This post’s a bit of a long and rambling one.
In a city like London…
Stop: that was an unhelpful way to think about it, because there was no city like London. That was the point.
If the title Kraken and the tentacles on the cover led you to think you were in for some Lovecraftian horror, you’d be wrong. Kraken is an exploration of a city, of the hidden things that are just outside of everyday notice. It’s a story of cults, gods, gangs, magick. It’s a very fun book.
It starts when the titular Kraken, a specimen of Architeuthis dux preserved and housed within the Darwin Centre at the Natural History Museum, is stolen, impossibly. One of the museum’s curators, Billy Harrow, finds himself dragged in by the police Fundamentalist and Sect-Related Crime Division – the kraken, it seems, is the focus of one cult’s worship. And it might just be time for their apocalypse. From there Billy finds himself getting deeper into the complex workings of the heresiopolis, the hidden side of London where those with the skill for magic – knacking, they call it – operate.
That initial introduction to this world, the revelation that something bigger is going on than just the theft of a preserved mollusk, happens in a series of chapters that are almost as bewildering to the reader as they are to Billy – you’re in there with him in his confusion as the FSRC officers hit him with a stream of questions, names, facts, insinuations, with no explanations to make sense of it all. You discover the world of the cults along with Billy, and come to understand it as he does.
After the very restrained, almost mundane The City & The City, Kraken is Miéville returning to the wildly inventive weirdness of the Bas-Lag novels and UnLunDun. A crime lord in the form of a living tattoo, whose knuckleheaded henchmen have literal knuckles for heads. An ancient Egyptian shabti spirit leads the Union of Magicked Animals in a strike for better working conditions for familiars. Londonmancers scry the future by reading and communing with the city. In Kraken‘s London, metaphor is magic, the symbolic becoming literal: If something is like something else, then for those with the knack it may as well be one and the same. London itself has something of a living, feeling metaphorical presence, at the same time singular and disparate between its various areas (Hoxton has always been traitor).
The book both explores and parodies the relationships people have with faith, in its various forms. There are absurd animal gods (just as real as any other, if people are willing to believe in them), and more ordinary faiths in unusual forms. There are “cult collectors” people who strive to join as many faiths as they can – “Some were always cynically in it for the notch on the bedpost, others Damascene certain for two or three days that this one was different, until they remembered their own natures and excommunicated themselves with indulgent chuckles.” There’s Vardy, a man who was once fundamentalist Christian until he became an atheist, who now resents the loss of the certainty and purpose he once had; and there’s Dane, a devout “Krakenist”, a good man willing to suffer or die for his beliefs. The faithful and faithless are no better or worse than anyone else; everyone has their flaws.
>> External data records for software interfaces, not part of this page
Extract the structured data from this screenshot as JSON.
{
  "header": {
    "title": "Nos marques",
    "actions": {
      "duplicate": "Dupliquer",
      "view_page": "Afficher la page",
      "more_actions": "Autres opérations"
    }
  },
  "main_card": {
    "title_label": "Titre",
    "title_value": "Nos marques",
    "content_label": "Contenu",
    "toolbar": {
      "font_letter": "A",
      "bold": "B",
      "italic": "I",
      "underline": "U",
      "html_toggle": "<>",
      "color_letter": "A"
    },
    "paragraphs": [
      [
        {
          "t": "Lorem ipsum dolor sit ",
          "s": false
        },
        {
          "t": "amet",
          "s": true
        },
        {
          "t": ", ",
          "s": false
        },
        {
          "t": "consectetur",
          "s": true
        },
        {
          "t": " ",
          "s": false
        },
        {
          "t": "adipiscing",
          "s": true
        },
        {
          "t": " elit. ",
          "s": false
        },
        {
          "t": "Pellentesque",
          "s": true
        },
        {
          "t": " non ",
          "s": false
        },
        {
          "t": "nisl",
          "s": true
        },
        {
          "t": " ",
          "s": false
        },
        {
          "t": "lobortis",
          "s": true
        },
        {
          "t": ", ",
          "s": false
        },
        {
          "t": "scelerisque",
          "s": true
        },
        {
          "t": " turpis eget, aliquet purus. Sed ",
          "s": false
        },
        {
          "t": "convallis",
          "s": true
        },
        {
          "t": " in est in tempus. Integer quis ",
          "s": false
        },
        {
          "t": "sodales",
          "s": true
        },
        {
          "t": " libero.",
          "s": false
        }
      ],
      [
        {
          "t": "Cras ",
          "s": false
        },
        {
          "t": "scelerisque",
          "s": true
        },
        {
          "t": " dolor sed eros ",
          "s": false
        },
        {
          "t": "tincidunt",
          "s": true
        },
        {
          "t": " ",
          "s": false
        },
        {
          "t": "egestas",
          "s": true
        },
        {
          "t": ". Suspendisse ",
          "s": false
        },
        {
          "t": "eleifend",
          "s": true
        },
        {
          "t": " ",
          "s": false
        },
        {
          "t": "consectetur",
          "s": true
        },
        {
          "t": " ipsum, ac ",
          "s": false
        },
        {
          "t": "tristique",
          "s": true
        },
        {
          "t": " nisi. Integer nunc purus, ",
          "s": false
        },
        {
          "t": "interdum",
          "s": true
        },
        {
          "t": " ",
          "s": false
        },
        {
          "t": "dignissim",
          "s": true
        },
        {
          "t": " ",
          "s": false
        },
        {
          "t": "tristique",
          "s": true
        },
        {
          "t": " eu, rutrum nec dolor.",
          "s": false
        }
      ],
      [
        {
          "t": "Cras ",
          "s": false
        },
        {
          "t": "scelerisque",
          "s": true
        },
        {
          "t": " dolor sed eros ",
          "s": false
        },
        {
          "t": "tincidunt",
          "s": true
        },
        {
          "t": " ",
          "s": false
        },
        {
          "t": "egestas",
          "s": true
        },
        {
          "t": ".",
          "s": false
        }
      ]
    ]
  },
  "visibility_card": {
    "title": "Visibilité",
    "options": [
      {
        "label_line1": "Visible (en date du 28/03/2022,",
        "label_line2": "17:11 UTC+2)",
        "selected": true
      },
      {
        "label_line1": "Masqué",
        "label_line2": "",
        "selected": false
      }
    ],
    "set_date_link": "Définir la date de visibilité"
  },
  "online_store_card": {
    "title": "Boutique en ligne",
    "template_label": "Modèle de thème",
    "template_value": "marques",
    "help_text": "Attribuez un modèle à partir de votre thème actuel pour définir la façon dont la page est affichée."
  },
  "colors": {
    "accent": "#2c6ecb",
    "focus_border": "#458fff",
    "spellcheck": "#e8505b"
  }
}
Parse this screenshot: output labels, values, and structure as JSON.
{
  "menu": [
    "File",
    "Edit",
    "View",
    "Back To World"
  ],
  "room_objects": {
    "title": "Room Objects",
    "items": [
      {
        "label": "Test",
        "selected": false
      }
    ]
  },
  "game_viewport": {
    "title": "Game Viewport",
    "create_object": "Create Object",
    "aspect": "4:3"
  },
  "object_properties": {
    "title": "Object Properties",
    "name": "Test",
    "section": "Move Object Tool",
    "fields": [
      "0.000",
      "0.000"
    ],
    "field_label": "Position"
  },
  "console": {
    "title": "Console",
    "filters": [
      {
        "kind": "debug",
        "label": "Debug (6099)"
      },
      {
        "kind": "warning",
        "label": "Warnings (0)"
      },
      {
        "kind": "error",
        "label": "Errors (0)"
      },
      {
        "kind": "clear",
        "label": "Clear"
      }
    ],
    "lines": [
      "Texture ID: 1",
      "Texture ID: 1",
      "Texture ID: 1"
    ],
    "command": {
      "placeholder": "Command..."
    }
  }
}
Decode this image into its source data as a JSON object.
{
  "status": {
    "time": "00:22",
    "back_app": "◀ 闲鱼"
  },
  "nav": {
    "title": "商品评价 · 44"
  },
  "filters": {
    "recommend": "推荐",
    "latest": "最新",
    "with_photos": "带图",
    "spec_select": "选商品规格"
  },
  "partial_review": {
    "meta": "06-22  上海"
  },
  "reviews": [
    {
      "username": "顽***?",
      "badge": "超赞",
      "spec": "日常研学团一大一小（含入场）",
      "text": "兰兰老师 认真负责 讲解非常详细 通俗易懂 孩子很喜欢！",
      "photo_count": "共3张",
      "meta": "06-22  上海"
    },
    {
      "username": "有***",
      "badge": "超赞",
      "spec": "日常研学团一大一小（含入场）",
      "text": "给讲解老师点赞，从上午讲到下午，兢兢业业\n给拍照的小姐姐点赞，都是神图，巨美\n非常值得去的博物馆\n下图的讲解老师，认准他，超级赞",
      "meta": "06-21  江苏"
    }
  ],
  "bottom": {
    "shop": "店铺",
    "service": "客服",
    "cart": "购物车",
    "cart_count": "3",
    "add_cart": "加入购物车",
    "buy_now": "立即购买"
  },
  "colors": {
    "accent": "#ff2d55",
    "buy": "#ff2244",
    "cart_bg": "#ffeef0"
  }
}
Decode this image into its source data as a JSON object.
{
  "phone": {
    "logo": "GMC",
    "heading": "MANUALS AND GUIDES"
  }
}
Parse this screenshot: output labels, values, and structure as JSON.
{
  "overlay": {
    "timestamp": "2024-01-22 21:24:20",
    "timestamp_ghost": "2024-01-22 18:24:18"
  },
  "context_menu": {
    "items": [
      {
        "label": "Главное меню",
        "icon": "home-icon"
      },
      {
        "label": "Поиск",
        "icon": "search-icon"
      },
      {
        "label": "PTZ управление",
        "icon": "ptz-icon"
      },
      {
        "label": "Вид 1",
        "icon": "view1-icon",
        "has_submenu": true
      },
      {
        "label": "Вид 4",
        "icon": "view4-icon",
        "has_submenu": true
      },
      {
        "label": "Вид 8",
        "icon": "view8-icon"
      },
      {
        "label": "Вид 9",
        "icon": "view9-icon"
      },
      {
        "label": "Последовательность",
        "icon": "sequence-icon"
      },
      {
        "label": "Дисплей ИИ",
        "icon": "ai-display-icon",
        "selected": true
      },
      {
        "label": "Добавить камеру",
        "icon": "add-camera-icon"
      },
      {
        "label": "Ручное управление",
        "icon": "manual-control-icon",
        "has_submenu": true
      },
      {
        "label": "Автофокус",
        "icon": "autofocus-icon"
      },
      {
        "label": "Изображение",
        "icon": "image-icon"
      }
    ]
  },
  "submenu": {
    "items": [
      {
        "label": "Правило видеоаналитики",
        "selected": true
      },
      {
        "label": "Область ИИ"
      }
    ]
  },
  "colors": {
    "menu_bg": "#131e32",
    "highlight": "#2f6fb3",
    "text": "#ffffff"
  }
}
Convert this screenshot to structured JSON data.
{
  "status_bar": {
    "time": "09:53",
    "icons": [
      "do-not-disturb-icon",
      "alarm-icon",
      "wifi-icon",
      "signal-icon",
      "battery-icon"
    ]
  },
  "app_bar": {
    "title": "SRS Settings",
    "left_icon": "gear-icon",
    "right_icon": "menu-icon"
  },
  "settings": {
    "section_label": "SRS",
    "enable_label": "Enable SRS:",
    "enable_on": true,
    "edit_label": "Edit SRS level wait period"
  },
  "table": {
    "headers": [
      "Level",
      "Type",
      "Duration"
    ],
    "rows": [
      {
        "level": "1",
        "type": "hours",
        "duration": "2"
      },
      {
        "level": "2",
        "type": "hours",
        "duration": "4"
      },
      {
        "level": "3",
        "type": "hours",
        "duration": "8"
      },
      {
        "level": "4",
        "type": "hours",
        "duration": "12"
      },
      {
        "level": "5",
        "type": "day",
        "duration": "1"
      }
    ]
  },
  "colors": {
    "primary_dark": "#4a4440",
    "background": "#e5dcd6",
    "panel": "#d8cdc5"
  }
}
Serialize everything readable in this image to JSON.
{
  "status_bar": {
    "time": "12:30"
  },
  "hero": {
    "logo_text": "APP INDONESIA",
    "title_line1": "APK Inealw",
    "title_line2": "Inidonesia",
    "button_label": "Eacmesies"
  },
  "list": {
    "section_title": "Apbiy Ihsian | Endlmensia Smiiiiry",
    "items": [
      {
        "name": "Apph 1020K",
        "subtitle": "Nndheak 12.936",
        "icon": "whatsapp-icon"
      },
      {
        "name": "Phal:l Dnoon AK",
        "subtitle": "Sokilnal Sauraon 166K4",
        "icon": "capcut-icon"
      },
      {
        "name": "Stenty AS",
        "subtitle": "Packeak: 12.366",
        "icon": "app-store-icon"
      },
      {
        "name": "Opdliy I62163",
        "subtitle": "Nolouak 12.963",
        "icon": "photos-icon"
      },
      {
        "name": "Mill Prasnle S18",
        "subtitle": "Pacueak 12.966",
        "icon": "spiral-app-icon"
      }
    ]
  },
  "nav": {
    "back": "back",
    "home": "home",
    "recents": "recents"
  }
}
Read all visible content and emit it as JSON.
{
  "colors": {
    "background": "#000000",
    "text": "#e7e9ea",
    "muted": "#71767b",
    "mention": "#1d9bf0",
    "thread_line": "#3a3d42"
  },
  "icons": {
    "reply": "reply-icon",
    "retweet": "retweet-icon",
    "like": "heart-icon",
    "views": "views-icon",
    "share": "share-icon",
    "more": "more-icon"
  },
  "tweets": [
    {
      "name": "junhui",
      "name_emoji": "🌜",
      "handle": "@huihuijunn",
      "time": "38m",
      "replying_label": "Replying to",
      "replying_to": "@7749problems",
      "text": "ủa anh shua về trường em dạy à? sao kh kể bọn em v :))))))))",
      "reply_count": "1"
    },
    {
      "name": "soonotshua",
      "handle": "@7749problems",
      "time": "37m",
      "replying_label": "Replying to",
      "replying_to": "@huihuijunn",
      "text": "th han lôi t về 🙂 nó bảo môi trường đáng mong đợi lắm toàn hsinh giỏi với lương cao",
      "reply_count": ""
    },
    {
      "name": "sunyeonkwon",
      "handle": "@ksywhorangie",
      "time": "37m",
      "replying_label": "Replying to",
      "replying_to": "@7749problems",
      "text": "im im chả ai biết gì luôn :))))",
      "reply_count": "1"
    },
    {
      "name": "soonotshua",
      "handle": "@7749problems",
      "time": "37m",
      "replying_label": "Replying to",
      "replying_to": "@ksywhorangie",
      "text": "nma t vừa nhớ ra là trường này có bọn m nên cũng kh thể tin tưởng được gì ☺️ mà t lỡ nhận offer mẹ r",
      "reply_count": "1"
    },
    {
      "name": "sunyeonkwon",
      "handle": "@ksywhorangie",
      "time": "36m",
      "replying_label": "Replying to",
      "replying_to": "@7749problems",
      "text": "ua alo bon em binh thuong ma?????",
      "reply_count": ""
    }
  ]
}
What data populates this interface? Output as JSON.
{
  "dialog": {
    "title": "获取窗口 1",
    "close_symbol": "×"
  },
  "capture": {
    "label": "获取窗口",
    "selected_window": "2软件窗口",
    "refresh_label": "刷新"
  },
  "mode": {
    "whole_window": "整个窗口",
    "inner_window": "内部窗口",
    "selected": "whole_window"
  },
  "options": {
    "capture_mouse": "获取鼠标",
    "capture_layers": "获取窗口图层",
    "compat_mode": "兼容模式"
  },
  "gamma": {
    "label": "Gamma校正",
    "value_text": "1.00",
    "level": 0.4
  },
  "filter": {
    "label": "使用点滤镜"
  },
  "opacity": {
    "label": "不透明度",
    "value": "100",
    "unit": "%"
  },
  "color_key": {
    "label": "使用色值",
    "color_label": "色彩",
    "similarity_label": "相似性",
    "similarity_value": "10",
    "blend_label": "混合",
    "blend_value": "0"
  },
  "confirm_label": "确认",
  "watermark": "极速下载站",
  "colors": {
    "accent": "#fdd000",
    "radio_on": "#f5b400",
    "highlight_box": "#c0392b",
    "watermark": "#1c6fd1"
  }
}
The novel’s perspective on all this, and the stretching of things to absurd extremes, makes it pretty funny at times. Seers, for example, are not all charlatans, yet paradoxically their predictions never agree, but when that all changes:
There was no pleasure, no I-told-you-so among the hedge-seers who had for so long predicted that the end was on its way. Now that everyone agreed with them–though they might abjure the insight–those who found themselves suddenly and unexpectedly the advance guard of mainstream opinion were at a bit of a loss. What was the point of dedicating your life to giving warnings if everyone who might have listened … merely nodded and agreed?
Miéville seems to have an almost playful relationship with the English language. Many of the characters speak in various forms of London vernacular, and the narrative often makes use of it as well, giving the prose something of a looser grammaticality, allowing an environment for Miéville’s coined terms or new twists of usage to flow naturally.
I don’t think I got quite the excitement at the creativity of it all that I did with Perdido Street Station and The Scar, but that’s not a particular lack in this novel – more that I’m accustomed now to this kind of weird. Miéville is one of the best authors currently writing fantasy and weird fiction, and Kraken is everything you want from a Miéville novel.
Next up: The Amazing Adventures of Kavalier & Clay by Michael Chabon
Words WordPress doesn’t know: magick, knacking, scry, kraken. Goddammit, WordPress. Get a better dictionary.